> GIVEN DATA

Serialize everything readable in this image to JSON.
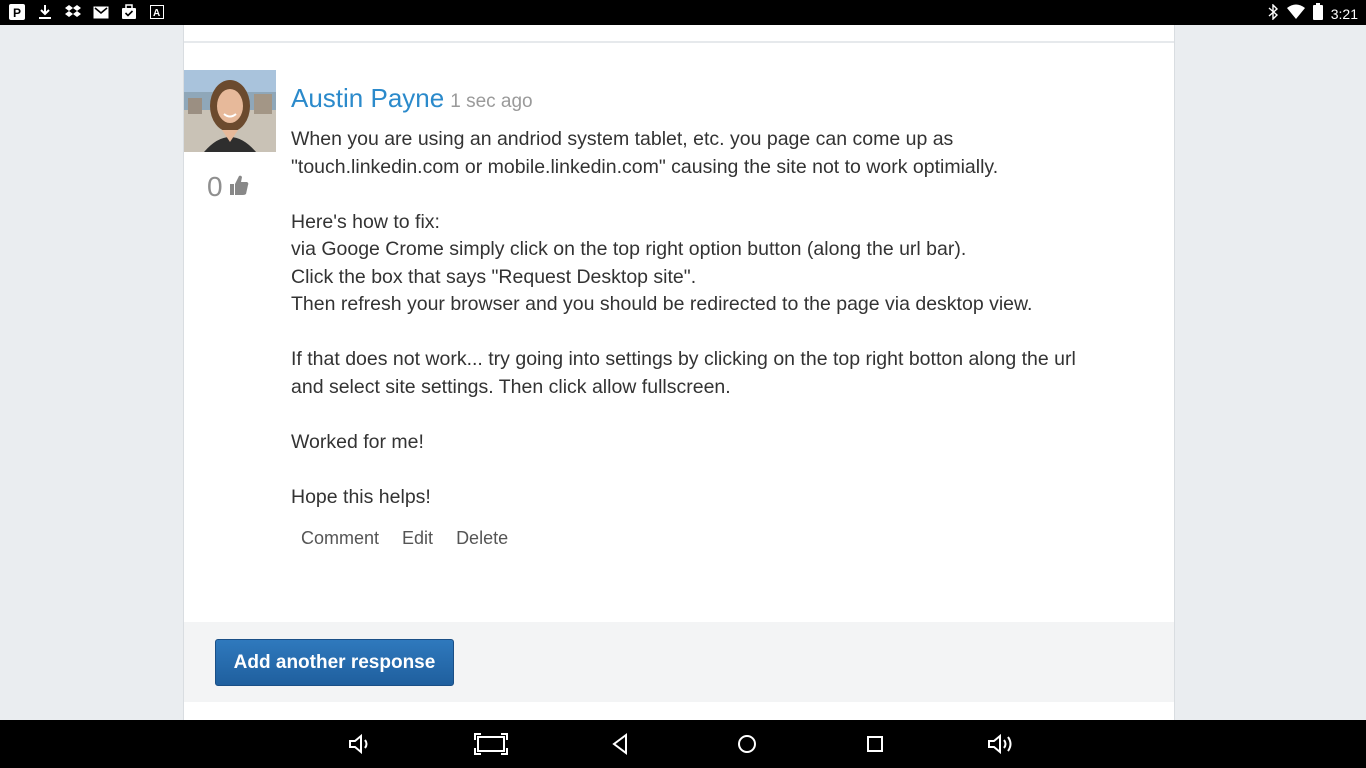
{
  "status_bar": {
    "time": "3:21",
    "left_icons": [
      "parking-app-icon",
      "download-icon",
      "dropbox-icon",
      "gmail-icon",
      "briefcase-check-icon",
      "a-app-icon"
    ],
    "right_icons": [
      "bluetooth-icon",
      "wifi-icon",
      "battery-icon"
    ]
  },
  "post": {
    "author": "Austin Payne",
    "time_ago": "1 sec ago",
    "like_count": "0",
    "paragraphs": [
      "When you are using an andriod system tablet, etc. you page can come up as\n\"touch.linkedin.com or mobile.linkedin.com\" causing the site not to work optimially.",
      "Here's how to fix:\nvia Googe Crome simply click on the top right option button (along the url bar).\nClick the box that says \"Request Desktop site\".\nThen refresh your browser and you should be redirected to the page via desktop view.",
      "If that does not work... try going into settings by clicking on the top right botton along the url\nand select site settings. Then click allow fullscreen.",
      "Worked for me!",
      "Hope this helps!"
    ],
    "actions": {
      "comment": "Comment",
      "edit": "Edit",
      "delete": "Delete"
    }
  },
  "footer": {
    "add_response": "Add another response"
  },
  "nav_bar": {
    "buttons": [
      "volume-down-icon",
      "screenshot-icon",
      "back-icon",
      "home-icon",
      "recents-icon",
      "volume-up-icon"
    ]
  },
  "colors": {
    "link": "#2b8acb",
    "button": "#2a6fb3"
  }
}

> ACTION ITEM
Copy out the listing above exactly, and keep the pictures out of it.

> TASK OUTPUT
Serialize everything readable in this image to JSON.
{
  "status_bar": {
    "time": "3:21",
    "left_icons": [
      "parking-app-icon",
      "download-icon",
      "dropbox-icon",
      "gmail-icon",
      "briefcase-check-icon",
      "a-app-icon"
    ],
    "right_icons": [
      "bluetooth-icon",
      "wifi-icon",
      "battery-icon"
    ]
  },
  "post": {
    "author": "Austin Payne",
    "time_ago": "1 sec ago",
    "like_count": "0",
    "paragraphs": [
      "When you are using an andriod system tablet, etc. you page can come up as\n\"touch.linkedin.com or mobile.linkedin.com\" causing the site not to work optimially.",
      "Here's how to fix:\nvia Googe Crome simply click on the top right option button (along the url bar).\nClick the box that says \"Request Desktop site\".\nThen refresh your browser and you should be redirected to the page via desktop view.",
      "If that does not work... try going into settings by clicking on the top right botton along the url\nand select site settings. Then click allow fullscreen.",
      "Worked for me!",
      "Hope this helps!"
    ],
    "actions": {
      "comment": "Comment",
      "edit": "Edit",
      "delete": "Delete"
    }
  },
  "footer": {
    "add_response": "Add another response"
  },
  "nav_bar": {
    "buttons": [
      "volume-down-icon",
      "screenshot-icon",
      "back-icon",
      "home-icon",
      "recents-icon",
      "volume-up-icon"
    ]
  },
  "colors": {
    "link": "#2b8acb",
    "button": "#2a6fb3"
  }
}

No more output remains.